Captain Phillips is always watchable and though too long at over 2 hours generally maintains the pace. The first half when the cargo boat is stormed is better than the second when Captain Philips is held captive in the lifeboat. One wonders if the Americans are so clever way the boat has more defence than releasing jets of water at the oncoming pirate boat given it was in dangerous waters. It also seems to take an age to deal with the pirates in the lifeboat . The constant use of techno gizmos illustrated the superiority the Americans held in surveillance and weaponry. Thus the film reinforced my dislike of most of the films America now produces with its over patriotic values and the rejigging of the same old, same old actors in different roles . I find it hard to believe that the same country produced a Woody Allen who writes and directs his own movies and offers a far more insightful view into the country through his films and draws much more nuanced performances from the cast in 90 minutes.

About Neil Rosen
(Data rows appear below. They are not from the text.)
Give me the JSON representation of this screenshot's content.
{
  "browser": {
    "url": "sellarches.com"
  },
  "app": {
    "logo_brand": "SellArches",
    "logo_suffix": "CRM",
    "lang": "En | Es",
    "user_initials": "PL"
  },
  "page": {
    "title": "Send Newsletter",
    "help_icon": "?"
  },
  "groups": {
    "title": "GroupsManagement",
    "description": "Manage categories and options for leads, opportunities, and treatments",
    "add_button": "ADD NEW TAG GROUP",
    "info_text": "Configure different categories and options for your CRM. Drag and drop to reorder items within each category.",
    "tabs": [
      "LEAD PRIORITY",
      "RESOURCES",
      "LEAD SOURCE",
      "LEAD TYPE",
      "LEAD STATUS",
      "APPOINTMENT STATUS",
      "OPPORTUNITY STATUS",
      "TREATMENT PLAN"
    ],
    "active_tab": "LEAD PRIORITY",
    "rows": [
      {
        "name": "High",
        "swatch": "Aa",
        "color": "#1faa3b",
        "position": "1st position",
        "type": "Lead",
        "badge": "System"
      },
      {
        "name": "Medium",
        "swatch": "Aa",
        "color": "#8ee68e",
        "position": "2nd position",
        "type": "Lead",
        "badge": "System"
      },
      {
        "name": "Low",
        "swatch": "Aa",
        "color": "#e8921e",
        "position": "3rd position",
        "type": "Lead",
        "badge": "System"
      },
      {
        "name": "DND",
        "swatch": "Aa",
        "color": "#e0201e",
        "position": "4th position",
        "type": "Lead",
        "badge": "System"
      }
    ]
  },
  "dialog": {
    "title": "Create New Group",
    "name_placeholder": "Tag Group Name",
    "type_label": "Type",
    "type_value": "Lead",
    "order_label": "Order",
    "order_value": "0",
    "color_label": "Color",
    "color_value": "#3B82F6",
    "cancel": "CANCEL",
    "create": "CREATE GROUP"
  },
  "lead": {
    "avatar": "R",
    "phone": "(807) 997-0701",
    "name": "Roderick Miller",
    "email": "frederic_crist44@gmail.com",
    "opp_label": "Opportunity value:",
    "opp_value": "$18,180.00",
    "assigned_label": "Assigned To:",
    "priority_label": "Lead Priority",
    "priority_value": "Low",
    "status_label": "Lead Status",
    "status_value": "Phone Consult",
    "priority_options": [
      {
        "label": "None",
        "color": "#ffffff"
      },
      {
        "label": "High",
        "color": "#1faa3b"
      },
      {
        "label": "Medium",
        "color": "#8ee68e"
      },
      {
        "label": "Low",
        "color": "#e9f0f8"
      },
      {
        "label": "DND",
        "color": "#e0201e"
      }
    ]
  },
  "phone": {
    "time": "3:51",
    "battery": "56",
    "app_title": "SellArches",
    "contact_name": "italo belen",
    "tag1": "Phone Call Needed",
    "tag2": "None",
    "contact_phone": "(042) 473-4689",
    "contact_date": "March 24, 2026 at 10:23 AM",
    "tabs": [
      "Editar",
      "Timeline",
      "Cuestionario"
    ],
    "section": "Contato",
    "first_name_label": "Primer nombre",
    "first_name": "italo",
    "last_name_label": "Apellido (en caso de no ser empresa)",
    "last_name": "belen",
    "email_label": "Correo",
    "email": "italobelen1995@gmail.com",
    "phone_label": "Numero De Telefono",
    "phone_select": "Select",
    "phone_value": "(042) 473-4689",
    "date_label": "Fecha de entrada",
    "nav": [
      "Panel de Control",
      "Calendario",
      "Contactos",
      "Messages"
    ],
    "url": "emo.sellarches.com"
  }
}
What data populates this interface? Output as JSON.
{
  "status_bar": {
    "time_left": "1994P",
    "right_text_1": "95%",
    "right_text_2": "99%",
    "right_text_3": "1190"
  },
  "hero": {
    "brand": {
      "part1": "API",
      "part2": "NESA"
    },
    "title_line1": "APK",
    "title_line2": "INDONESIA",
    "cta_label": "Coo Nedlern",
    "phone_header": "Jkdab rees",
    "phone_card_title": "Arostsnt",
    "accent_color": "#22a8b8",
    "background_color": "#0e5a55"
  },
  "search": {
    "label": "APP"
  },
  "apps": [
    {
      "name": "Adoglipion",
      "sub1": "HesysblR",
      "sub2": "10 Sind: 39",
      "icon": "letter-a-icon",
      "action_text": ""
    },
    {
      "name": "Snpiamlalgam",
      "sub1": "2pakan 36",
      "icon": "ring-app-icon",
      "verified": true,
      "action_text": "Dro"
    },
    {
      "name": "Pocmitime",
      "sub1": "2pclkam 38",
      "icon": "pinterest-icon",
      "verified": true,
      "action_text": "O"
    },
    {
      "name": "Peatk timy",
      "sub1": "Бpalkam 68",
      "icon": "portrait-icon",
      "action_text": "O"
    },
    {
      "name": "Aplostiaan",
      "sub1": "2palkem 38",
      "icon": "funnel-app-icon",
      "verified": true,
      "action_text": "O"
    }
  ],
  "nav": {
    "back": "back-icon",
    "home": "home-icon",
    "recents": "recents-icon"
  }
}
Neil went to the City of London School and Manchester University graduating with a 1st in economics. After a brief stint in accountancy, Neil emigrated to a kibbutz In Israel. His articles on the burgeoning Israeli film industry earned comparisons to Truffaut and Godard in Cahiers du Cinema. Now one of the world's leading film critics and moderators at film Festivals Neil has written definitively in his book Kosher Nostra on Jewish post war actors. Neil lives with his family in North London. More Posts